July 25, 2008 - Author: Dave Smitley, Michigan State University Extension, Department of Entomology
Editor’s note: This article is from the archives of the MSU Crop Advisory Team Alerts. Check the label of any pesticide referenced to ensure your use is included.
In the last two to three years, webworms have been abundant throughout southern Michigan in late summer. Silky tents made by webworm caterpillars are beginning to appear now on the branch tips of walnut, hickory, ash, elm, crabapples and other types of trees. The small yellowish-gray webworm caterpillars hide in the webs during the day. Some trees have actually been defoliated from having a tent on nearly every branch. But in most cases, each tree has three or four tents. They look bad, but cause little harm. Tree health is not affected until more than 50 percent of the foliage is consumed, and even then, the trees usually come back just fine the following spring. Pruning-out infested branches is the best strategy if you can reach them. Spraying the foliage around tents with B.t., Sevin, Orthene, or a pyrethroid insecticide will prevent further feeding injury, but the old tent will remain visible for several months. We have many natural parasites and pathogens of fall webworm that will eventually bring infestations under control. Outbreaks usually last two or three years.

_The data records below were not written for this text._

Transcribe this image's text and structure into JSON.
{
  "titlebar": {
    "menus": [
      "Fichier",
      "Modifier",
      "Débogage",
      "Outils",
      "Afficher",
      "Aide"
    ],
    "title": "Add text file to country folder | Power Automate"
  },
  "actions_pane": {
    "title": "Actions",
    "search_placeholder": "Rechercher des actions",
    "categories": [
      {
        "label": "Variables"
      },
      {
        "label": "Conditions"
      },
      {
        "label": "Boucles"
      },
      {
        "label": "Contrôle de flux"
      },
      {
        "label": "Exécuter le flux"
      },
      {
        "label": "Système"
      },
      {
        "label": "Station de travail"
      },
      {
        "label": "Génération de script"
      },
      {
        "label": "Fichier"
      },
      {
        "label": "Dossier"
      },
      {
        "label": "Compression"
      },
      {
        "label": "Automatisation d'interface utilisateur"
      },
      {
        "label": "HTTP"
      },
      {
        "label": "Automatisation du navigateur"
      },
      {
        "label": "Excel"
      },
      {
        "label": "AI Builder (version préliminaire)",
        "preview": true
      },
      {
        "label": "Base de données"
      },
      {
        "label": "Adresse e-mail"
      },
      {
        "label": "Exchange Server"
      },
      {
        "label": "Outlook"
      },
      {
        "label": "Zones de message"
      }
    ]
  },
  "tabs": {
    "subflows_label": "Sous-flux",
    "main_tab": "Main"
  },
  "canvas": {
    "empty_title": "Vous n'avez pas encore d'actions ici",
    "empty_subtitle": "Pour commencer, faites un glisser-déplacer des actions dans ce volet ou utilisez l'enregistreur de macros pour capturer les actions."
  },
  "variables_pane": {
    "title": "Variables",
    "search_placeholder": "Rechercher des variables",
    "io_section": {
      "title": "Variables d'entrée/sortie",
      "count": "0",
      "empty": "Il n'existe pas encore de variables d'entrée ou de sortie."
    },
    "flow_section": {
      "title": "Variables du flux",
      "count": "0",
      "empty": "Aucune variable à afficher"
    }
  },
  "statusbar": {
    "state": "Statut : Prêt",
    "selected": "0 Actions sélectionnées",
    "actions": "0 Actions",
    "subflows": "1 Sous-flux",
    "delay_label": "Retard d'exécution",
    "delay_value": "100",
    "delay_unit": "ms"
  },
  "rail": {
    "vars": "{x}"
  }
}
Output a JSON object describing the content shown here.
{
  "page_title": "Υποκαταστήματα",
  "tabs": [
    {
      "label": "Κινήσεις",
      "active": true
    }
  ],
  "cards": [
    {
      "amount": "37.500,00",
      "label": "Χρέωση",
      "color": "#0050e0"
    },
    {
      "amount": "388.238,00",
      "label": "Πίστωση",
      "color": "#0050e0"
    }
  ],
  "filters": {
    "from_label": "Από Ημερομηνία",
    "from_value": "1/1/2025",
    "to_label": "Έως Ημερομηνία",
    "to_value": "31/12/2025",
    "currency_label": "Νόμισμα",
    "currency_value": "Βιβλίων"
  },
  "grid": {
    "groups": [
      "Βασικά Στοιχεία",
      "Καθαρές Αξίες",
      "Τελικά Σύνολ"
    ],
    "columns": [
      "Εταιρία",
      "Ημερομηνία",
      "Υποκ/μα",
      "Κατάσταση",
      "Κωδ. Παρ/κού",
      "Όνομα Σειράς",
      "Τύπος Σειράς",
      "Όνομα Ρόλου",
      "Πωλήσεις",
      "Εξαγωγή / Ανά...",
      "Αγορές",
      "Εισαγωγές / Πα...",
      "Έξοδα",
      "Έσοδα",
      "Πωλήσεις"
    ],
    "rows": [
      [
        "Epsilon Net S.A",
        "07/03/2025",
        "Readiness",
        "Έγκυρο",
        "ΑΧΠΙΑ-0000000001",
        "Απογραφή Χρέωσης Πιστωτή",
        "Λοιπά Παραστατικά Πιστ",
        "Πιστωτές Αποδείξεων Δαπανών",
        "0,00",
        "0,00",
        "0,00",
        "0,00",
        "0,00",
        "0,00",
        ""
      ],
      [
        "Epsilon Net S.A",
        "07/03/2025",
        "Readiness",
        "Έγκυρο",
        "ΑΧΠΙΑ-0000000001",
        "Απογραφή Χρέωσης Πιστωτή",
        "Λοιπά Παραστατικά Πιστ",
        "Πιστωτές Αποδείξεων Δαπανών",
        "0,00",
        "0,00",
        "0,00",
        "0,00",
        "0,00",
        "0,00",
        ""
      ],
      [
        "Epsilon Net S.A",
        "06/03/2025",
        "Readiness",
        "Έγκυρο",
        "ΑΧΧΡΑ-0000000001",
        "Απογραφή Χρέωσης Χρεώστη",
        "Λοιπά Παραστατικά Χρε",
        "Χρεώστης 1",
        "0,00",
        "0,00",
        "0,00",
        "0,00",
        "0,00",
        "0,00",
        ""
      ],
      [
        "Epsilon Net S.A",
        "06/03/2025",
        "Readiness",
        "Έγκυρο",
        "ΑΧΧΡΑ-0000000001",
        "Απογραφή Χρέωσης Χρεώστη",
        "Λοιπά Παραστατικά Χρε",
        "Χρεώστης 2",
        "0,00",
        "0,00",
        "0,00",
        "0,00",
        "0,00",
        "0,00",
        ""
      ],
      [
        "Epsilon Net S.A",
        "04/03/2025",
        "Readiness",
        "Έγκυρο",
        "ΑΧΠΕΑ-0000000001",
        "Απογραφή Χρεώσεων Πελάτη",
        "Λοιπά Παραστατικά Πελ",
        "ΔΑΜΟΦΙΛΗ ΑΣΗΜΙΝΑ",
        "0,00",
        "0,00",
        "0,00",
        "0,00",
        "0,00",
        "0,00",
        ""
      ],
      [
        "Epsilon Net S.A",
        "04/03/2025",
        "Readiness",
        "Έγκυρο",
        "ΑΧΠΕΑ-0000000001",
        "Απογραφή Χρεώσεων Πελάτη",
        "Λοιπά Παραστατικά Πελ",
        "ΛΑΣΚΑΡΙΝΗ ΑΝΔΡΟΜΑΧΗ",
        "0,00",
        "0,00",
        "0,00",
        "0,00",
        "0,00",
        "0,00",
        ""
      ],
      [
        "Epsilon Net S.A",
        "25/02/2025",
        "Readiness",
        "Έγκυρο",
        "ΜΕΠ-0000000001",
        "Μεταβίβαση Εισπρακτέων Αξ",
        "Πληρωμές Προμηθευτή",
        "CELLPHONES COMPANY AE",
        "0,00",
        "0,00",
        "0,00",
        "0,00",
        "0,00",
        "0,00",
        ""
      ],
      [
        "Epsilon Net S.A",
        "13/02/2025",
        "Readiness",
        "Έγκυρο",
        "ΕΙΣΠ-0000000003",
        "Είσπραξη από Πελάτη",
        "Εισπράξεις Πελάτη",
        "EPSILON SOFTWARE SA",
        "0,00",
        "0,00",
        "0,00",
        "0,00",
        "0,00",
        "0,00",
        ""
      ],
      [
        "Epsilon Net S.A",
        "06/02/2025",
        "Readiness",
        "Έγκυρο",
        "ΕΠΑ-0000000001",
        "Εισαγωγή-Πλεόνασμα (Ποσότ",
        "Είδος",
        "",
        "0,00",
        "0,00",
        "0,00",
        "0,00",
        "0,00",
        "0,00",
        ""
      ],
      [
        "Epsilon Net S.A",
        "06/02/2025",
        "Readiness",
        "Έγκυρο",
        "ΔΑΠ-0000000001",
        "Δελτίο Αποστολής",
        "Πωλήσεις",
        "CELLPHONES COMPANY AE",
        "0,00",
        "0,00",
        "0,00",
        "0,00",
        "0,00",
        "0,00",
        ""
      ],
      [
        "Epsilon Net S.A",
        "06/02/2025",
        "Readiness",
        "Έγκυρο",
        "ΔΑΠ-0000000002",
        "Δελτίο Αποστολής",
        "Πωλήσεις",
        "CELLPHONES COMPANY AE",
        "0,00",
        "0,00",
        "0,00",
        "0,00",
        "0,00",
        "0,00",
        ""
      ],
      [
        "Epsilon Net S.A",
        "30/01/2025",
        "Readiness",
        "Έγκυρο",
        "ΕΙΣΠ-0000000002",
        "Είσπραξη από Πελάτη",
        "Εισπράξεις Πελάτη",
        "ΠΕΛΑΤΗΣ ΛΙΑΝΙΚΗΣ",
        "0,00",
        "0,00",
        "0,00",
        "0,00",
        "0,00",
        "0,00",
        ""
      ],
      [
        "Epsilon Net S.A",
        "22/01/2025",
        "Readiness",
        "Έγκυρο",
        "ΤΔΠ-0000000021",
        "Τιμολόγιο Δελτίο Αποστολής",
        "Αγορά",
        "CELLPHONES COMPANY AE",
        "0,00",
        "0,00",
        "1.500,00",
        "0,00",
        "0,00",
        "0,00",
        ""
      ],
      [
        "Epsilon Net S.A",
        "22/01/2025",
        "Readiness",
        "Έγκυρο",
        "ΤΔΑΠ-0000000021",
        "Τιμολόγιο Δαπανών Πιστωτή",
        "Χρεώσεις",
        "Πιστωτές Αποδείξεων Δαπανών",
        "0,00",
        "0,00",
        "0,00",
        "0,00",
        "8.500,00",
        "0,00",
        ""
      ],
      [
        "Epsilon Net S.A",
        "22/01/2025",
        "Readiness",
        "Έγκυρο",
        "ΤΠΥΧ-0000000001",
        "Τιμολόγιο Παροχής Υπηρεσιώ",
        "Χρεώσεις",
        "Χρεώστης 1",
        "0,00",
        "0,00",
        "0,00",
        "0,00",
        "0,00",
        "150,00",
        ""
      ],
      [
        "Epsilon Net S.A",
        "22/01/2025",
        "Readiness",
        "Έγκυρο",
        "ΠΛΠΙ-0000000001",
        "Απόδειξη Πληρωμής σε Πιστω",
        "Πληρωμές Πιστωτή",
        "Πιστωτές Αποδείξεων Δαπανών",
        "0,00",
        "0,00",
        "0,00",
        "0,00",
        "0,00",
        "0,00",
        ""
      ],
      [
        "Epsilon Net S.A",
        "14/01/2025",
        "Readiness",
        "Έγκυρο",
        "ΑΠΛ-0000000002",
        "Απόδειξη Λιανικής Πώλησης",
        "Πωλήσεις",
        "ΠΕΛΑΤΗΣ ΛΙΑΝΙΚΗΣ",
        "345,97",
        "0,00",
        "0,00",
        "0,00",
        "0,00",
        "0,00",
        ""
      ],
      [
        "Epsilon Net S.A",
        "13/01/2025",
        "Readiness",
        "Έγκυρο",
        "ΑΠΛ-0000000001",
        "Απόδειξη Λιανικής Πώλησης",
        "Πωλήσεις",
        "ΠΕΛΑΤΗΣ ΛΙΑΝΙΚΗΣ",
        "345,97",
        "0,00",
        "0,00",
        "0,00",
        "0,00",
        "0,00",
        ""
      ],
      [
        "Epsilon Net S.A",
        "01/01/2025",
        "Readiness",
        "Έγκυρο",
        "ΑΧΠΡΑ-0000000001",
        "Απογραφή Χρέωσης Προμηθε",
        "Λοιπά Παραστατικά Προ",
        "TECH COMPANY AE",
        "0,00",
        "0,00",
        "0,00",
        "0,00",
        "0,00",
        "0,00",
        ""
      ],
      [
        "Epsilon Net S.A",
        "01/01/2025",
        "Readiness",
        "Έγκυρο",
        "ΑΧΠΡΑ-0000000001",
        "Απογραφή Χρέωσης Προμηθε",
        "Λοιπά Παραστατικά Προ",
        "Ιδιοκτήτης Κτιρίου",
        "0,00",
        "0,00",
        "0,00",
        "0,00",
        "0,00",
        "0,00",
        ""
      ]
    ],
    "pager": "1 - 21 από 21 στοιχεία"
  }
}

Fall webworm silky tent.
Tree covered in fall webworm tents.
Dr. Smitley's work is funded in part by MSU's AgBioResearch.